We oppose in vain reality and fiction, this is what I will remember from Nancy Huston’s book. Any human group invents stories that imply actions from that given group. We are driven by stories, social background, country, religion, family story and so on. Stories have an effectiveness in our reality as they push people to action and structure our identities, to this end stories are very much real.
Some of us tend to “embellish facts” like the inhabitants of Marseilles as goes the French cliché of the South. They start from a fact and add what they experienced, thus making the story riveting. They are fully aware that stories are vital and create bonds. In the movie Big Fish by Tim Burton, a father gets on his son’s nerves who cannot seperate fact and fiction in his father’s life anymore. With the son, the viewer ends up realising how
disproportionate is the stress we put on reality/truth, when we should wonder on the liveliness of stories. It does not matter if it is not strictly factual! The tale brought closer together two beings. A beatiful plea for the writer trade…
*This is an attempt to translate the title of her book “L’espèce fabulatrice”, which I have not found online.
Here to get the book in French: https://www.lalibrairie.com/livres/l-espece-fabulatrice_0-587130_9782742791095.html
The little book of interviews with Michel Pastoureau is quick dive into each color through which colors appear as ever evolving social constructs linked to how they are created. I have read it again to write this article and there are too many amasing anecdotes for me to pick one over the others! I will thus let you ead it.
A detour through an Eastern African language shows us very clearly where the colours come from. In Swahili, only 3 colours are adjectives (that have to agree with the rest of the sentence): red –ekundu, black –eusi and white –eupe. Michel Pastoureau reminds us that the 3 structural colours during the Antiquity were white as colourless, black for everything dirty and red as colourful. Can we draw a link?
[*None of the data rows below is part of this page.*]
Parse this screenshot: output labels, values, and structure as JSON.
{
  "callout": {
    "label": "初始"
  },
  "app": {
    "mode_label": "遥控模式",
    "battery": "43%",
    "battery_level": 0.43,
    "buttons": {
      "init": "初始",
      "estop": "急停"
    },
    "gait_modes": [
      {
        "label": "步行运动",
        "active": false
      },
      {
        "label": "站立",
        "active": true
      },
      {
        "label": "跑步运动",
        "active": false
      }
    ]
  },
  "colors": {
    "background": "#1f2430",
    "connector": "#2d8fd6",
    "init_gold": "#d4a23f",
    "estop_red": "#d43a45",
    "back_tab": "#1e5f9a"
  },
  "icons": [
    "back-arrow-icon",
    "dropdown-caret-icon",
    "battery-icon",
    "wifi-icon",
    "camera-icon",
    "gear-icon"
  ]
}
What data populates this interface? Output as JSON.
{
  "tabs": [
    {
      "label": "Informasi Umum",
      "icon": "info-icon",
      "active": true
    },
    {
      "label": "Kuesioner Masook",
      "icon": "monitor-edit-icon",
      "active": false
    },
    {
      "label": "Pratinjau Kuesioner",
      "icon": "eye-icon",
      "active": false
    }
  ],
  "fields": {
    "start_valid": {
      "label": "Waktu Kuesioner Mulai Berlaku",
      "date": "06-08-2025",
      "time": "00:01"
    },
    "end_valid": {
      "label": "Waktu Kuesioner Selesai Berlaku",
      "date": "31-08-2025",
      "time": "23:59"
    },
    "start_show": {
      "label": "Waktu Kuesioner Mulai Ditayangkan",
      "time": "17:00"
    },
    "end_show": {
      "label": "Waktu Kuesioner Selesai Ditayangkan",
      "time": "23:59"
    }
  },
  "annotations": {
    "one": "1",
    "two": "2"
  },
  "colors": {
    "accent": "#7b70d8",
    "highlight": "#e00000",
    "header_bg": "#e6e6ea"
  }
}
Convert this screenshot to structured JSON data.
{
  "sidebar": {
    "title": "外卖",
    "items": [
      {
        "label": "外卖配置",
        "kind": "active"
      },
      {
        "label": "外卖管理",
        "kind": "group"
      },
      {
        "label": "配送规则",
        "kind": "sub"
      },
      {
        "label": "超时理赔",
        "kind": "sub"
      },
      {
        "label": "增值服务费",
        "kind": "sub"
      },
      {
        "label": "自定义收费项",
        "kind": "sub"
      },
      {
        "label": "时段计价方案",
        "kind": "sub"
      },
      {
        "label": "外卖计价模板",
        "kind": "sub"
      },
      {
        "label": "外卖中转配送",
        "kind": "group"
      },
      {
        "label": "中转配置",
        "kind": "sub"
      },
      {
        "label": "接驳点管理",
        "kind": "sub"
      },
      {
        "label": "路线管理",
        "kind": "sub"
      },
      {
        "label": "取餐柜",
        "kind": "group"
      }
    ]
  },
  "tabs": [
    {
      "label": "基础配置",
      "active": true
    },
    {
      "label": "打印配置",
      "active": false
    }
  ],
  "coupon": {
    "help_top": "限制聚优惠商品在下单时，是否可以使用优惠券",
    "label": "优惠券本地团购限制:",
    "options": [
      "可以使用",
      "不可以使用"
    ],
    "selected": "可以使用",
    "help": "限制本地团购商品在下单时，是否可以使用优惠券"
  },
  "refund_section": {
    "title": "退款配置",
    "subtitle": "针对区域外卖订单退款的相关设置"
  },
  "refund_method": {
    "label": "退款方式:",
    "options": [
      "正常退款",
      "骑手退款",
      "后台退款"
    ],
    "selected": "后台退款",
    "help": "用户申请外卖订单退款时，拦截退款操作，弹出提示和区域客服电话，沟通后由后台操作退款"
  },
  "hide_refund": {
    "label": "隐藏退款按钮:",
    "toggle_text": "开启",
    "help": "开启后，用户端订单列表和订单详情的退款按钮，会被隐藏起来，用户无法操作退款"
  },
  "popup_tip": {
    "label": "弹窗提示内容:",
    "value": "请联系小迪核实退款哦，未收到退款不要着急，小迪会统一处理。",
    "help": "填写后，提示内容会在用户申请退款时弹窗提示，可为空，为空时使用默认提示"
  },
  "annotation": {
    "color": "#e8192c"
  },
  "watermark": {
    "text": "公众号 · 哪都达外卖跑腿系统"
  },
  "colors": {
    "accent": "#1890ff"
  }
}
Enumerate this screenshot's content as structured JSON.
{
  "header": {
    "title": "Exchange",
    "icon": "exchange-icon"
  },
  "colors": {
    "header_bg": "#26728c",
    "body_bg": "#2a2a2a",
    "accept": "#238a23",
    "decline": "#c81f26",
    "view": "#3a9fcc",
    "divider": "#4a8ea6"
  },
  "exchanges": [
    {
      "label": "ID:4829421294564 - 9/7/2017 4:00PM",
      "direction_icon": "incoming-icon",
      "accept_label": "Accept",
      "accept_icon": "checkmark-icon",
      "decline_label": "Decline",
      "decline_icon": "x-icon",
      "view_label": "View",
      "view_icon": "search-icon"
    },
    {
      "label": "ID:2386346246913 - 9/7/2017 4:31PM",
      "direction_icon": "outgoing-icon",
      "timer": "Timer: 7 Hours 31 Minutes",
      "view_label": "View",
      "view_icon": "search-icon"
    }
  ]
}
The rest of colours in Swahili are made out of elements of the environment:
– colour of turmeric, rangi ya manjano, that is to say yellow
– colour of trees or leaves, rangi ya manjani/kijani, that is to say green
– colour of a prune looking like fruit, rangi ya zambarau, that is to say purple
– colour of the water of peas, rangi ya maji ya kunde, that is to say brown
– colour of ashes, rangi ya majivu, that is to say grey
Some colours are close to English, for instance orange, rangi ya machungwa,or close to French like pink that is to say rose or rangi ya waridi.
You can find this book in anoy of these book stores: